(Excerpted data)

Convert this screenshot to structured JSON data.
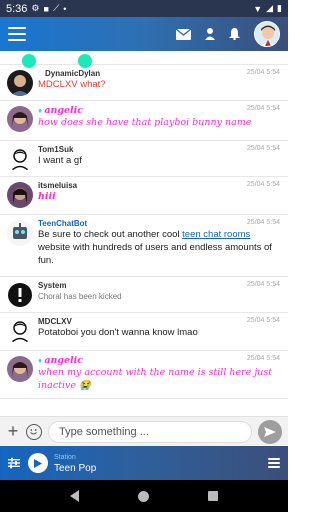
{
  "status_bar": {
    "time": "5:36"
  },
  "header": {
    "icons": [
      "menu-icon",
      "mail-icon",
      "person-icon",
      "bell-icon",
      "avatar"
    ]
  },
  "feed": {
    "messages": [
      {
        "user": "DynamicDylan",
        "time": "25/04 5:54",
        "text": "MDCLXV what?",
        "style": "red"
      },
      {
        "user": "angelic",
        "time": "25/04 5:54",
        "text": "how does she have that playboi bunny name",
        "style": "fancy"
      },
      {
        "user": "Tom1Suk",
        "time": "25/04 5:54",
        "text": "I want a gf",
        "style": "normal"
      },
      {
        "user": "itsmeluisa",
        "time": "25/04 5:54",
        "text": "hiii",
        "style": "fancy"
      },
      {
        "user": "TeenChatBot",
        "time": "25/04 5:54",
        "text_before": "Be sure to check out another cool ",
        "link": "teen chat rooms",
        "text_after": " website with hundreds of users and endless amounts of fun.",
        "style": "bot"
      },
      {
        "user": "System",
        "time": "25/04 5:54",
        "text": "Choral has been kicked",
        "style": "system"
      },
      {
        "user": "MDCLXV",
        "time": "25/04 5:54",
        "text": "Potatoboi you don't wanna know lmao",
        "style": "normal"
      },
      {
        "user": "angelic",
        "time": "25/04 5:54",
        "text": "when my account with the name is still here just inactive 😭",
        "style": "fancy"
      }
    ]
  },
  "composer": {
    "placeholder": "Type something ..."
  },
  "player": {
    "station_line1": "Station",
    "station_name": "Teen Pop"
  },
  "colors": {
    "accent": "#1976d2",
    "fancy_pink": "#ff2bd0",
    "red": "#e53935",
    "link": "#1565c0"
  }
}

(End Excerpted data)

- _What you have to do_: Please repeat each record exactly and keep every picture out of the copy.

- _Result below_:
Convert this screenshot to structured JSON data.
{
  "status_bar": {
    "time": "5:36"
  },
  "header": {
    "icons": [
      "menu-icon",
      "mail-icon",
      "person-icon",
      "bell-icon",
      "avatar"
    ]
  },
  "feed": {
    "messages": [
      {
        "user": "DynamicDylan",
        "time": "25/04 5:54",
        "text": "MDCLXV what?",
        "style": "red"
      },
      {
        "user": "angelic",
        "time": "25/04 5:54",
        "text": "how does she have that playboi bunny name",
        "style": "fancy"
      },
      {
        "user": "Tom1Suk",
        "time": "25/04 5:54",
        "text": "I want a gf",
        "style": "normal"
      },
      {
        "user": "itsmeluisa",
        "time": "25/04 5:54",
        "text": "hiii",
        "style": "fancy"
      },
      {
        "user": "TeenChatBot",
        "time": "25/04 5:54",
        "text_before": "Be sure to check out another cool ",
        "link": "teen chat rooms",
        "text_after": " website with hundreds of users and endless amounts of fun.",
        "style": "bot"
      },
      {
        "user": "System",
        "time": "25/04 5:54",
        "text": "Choral has been kicked",
        "style": "system"
      },
      {
        "user": "MDCLXV",
        "time": "25/04 5:54",
        "text": "Potatoboi you don't wanna know lmao",
        "style": "normal"
      },
      {
        "user": "angelic",
        "time": "25/04 5:54",
        "text": "when my account with the name is still here just inactive 😭",
        "style": "fancy"
      }
    ]
  },
  "composer": {
    "placeholder": "Type something ..."
  },
  "player": {
    "station_line1": "Station",
    "station_name": "Teen Pop"
  },
  "colors": {
    "accent": "#1976d2",
    "fancy_pink": "#ff2bd0",
    "red": "#e53935",
    "link": "#1565c0"
  }
}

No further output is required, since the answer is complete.